OFF THE SHELF
In A Brief History of Oversharing (ECW Press), Shawn Hitchins claims that if his naked photos went viral, they’d create a new genre of pornography called pity porn. Dee gets sent to detention for touching Osei’s perfectly shaped skull in New Boy by Tracy Chevalier (Knopf Canada). In Dr. Edith Vane and the Hares of Crawley Hall by Suzette Mayr (Coach House Books), Edith emails Coral to say, “You freak me out and my therapist says I should approach you with caution.” Vengeful criminals once taped a bomb to the car of John F.C.B. Vance, known as Canada’s Sherlock Holmes, according to Blood, Sweat, and Fear by Eve Lazarus (Arsenal Pulp Press). In A Girl Walks Into a Book: What the Brontës Taught Me About Life, Love, and Women’s Work (Seal Press), Miranda K. Pennington asks Heathcliff what he planned to accomplish by spite-marrying his neighbour. Kate Cayley presents a partial list of people who have claimed to be Christ in Other Houses (Brick Books). In #Indianlovepoems (Signature Editions), Tenille K. Campbell’s one-night-stand falls asleep and she wonders: how the fuck do I get him out of here? Thunder rakes in like a Hell’s Angels convoy in I’d Write the Sea Like a Parlour Game by Alison Dyer (Killick Press). Jennifer Still’s grandma swears we should chew everything, even words, in Comma (Bookthug). Eamon Mcgrath slams five shots of vodka at a Polish bar and kisses everyone who brings him boiled potatoes and pickled herring in Berlin-warszawa Express (ECW Press). Ezekiel Bradeau kills readers who don’t like his books in Readopolis by Bertrand Laverdure, translated by Oana Avasilichioaei (Bookthug). In Thin Air of the Knowable by Wendy Donawa (Brick Books), a poet explains the concept of Schrödinger’s cat over wontons and tuna sandwiches. Lovers flicker bareback beneath the full moon in Escape from Wreck City by John Creary (Anvil Press). Boxer broadcasts live from a wooden hut in an A&W parking lot in Rock ’n’ Radio: When DJS and Rock Music Ruled the Airwaves by Ian Howarth (Véhicule Press). Rodney Decroo wants to leap from his skull like a man trapped inside a burning skyscraper in Next Door to the Butcher Shop (Nightwood Editions). Karen Von Hahn worries that her mother will look like a bruised, puffy Star Trek alien after her facelift in What Remains: Object Lessons in Love and Loss (House of Anansi). An old lady tells her drug dealer to trade his do-rag for something more sophisticated—a fedora, perhaps—in Getting Out of Hope by James Cadelli (Conundrum Press). Sunday codes her dying father’s thoughts and words into a powerful computer virus in Malagash by Joey Comeau (ECW Press). According to Owen Beattie and John Geiger in Frozen in Time: The Fate of the Franklin Expedition (Greystone Books), sailors ate fox entrails on a good day and sucked on their mittens on a bad day.

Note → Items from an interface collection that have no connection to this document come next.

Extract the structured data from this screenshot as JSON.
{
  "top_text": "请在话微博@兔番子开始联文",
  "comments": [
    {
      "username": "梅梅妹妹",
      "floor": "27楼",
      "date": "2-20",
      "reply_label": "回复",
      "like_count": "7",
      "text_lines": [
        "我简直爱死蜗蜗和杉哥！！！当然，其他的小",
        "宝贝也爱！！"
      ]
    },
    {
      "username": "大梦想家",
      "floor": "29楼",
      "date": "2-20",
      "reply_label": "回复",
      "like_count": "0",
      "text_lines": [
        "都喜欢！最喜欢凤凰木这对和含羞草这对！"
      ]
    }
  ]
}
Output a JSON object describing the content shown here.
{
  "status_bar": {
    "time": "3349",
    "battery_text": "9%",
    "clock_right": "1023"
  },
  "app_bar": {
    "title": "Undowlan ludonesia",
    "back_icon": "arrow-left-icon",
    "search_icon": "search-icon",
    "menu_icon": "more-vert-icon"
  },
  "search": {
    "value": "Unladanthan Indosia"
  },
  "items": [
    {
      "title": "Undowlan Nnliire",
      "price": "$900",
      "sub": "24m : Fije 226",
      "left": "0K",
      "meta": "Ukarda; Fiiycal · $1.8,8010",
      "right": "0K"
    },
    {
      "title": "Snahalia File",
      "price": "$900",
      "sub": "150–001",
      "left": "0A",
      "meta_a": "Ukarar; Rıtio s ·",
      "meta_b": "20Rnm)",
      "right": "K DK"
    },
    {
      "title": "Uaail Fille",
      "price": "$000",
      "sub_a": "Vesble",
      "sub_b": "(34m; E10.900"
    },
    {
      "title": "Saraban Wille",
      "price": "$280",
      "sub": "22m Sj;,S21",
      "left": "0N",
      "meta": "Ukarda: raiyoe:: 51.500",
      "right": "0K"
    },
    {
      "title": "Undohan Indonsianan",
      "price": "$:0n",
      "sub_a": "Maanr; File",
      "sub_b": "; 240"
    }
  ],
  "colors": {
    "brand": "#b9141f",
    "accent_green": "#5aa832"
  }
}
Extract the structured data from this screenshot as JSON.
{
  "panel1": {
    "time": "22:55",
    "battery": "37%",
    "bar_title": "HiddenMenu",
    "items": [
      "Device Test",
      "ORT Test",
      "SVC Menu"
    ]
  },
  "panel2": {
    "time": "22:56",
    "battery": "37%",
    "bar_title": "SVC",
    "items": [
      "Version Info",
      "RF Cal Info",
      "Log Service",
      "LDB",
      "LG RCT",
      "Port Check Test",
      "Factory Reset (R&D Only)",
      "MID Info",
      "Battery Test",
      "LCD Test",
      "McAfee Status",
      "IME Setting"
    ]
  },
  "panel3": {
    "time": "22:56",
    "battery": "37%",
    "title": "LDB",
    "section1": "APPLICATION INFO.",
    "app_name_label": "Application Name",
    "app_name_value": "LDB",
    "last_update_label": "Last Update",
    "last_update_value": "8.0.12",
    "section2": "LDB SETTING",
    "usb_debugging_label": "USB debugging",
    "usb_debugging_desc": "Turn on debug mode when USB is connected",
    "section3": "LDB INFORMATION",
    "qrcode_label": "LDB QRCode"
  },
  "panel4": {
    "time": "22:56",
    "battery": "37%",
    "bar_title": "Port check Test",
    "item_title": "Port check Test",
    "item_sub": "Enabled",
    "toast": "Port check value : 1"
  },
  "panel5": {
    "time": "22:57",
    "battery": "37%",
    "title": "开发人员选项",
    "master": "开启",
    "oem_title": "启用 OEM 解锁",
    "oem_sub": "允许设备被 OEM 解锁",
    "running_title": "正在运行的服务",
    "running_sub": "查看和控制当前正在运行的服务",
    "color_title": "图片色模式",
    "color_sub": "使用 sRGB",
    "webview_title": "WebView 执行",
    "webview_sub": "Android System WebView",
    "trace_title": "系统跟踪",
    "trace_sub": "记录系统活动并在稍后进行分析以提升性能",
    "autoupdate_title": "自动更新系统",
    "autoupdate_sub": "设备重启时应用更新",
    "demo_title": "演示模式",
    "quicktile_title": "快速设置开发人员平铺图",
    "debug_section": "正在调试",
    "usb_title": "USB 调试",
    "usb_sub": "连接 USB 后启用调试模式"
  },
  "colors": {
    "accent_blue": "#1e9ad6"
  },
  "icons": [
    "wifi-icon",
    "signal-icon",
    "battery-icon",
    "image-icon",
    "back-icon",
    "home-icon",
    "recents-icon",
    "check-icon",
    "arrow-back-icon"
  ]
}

Andrew Struthers says that kids smoke weed because of peer review, not peer pressure, in The Sacred Herb / The Devil’s Weed (New Star Books). The dog pisses everywhere the paper hasn’t been laid in Bad Ideas by Michael V. Smith (Nightwood Editions). Linda Besner leaves her pants in the camper of a famous nonconformist in Feel Happier in 9 Seconds (Coach House Books). Daniel sucks wind in the third round of a cage fight in In the Cage by Kevin Hardcastle (Biblioasis).